### EXERCISE GOAL
Go through the records and filter out every line lacking the word "Período"; copy the lines that remain.

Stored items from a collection
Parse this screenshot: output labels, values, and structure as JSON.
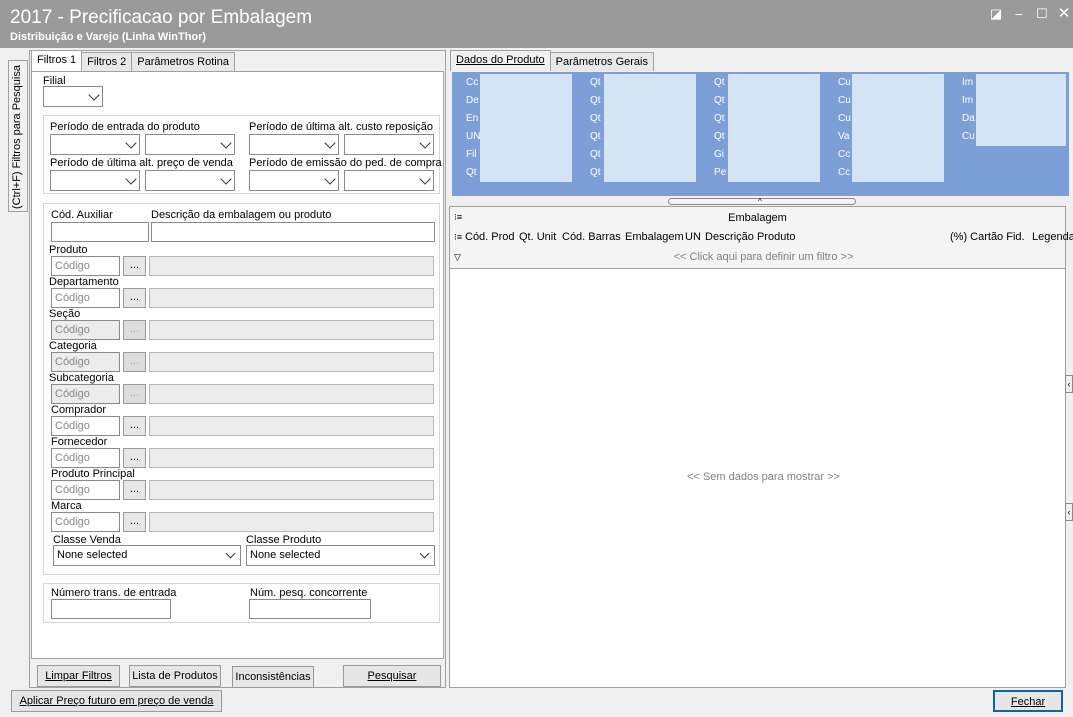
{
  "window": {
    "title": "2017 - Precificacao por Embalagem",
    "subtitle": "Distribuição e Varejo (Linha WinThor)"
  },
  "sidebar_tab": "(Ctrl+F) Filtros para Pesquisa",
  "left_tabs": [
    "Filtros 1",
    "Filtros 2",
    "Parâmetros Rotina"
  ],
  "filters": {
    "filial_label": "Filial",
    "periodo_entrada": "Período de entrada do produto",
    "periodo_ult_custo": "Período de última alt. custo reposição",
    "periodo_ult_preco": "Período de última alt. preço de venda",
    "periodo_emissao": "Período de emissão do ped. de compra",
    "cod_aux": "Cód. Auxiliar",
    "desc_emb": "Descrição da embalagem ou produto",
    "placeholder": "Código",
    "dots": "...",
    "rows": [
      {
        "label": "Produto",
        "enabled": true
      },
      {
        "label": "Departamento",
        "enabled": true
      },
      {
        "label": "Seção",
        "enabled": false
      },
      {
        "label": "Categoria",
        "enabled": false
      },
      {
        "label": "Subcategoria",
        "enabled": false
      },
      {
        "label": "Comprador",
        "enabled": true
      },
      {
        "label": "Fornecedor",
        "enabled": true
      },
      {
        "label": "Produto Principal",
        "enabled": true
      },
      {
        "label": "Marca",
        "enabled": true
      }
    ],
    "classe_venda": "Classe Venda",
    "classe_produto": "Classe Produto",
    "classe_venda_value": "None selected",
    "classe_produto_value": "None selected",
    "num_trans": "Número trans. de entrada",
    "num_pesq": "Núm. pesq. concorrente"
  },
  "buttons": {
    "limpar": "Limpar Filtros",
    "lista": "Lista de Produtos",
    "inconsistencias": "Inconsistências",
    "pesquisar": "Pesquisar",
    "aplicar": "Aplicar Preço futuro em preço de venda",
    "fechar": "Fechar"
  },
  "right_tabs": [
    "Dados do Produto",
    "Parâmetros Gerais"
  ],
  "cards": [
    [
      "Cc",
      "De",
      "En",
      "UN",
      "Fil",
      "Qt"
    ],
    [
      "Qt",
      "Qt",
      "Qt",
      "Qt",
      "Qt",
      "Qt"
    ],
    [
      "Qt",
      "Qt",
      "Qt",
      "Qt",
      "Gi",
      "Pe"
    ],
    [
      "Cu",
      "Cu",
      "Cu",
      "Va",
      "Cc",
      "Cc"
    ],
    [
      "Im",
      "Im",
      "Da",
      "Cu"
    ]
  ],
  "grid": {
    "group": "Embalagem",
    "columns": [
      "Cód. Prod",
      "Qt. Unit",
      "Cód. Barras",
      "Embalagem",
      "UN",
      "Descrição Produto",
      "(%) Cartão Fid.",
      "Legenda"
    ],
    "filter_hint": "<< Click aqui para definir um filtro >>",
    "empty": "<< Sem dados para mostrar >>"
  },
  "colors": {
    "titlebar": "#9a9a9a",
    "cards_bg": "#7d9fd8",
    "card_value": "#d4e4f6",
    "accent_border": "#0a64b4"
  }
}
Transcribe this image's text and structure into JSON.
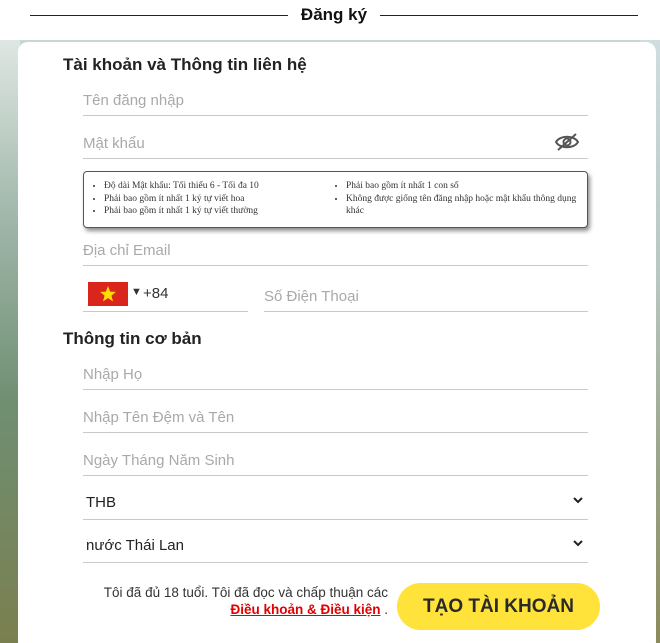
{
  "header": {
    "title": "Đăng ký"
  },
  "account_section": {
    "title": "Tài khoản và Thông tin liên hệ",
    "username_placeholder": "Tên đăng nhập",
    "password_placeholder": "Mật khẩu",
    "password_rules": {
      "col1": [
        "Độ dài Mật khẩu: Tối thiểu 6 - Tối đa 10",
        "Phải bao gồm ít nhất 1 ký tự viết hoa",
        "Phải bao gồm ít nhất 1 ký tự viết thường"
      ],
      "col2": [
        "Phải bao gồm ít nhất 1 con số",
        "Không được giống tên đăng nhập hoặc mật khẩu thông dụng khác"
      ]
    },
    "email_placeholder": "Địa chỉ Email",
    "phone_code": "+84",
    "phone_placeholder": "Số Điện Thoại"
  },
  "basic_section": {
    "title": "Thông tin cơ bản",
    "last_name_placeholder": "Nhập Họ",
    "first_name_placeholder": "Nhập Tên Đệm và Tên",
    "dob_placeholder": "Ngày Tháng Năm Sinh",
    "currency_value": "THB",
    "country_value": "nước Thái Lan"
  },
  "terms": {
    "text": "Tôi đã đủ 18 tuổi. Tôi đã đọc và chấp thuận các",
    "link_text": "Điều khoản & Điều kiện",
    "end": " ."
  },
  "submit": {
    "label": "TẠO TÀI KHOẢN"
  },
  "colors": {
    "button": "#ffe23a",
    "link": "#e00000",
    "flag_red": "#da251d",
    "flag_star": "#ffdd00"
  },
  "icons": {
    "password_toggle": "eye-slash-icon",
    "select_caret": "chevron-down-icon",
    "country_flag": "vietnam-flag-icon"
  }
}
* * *
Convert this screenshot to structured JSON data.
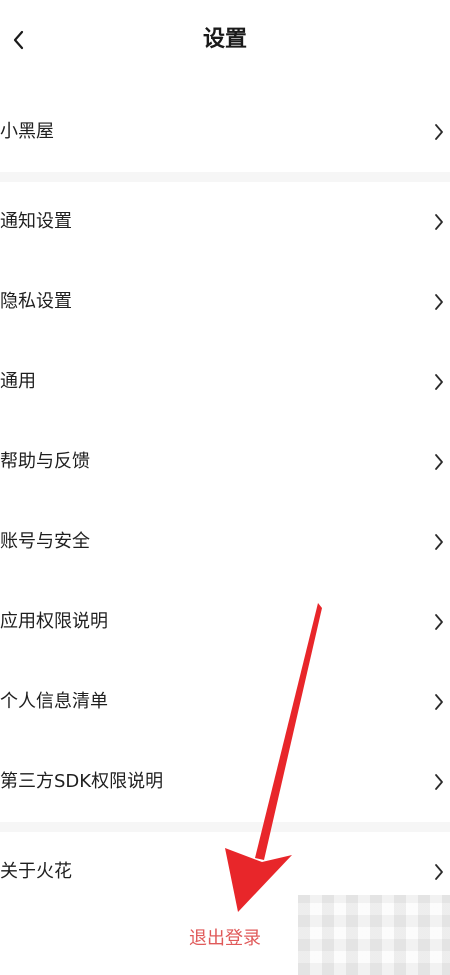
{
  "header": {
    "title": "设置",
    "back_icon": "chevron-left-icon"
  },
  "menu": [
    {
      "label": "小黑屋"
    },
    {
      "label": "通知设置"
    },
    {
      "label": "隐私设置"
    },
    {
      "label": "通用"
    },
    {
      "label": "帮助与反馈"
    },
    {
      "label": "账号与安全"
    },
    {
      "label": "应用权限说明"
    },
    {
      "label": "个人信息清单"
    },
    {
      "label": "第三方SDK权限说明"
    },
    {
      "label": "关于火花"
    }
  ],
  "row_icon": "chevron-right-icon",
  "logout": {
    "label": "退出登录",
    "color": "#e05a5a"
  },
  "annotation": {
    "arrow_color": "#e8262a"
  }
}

### SOLUTION TO THIS TASK
    "periodo_entrada": "Período de entrada do produto",
    "periodo_ult_custo": "Período de última alt. custo reposição",
    "periodo_ult_preco": "Período de última alt. preço de venda",
    "periodo_emissao": "Período de emissão do ped. de compra",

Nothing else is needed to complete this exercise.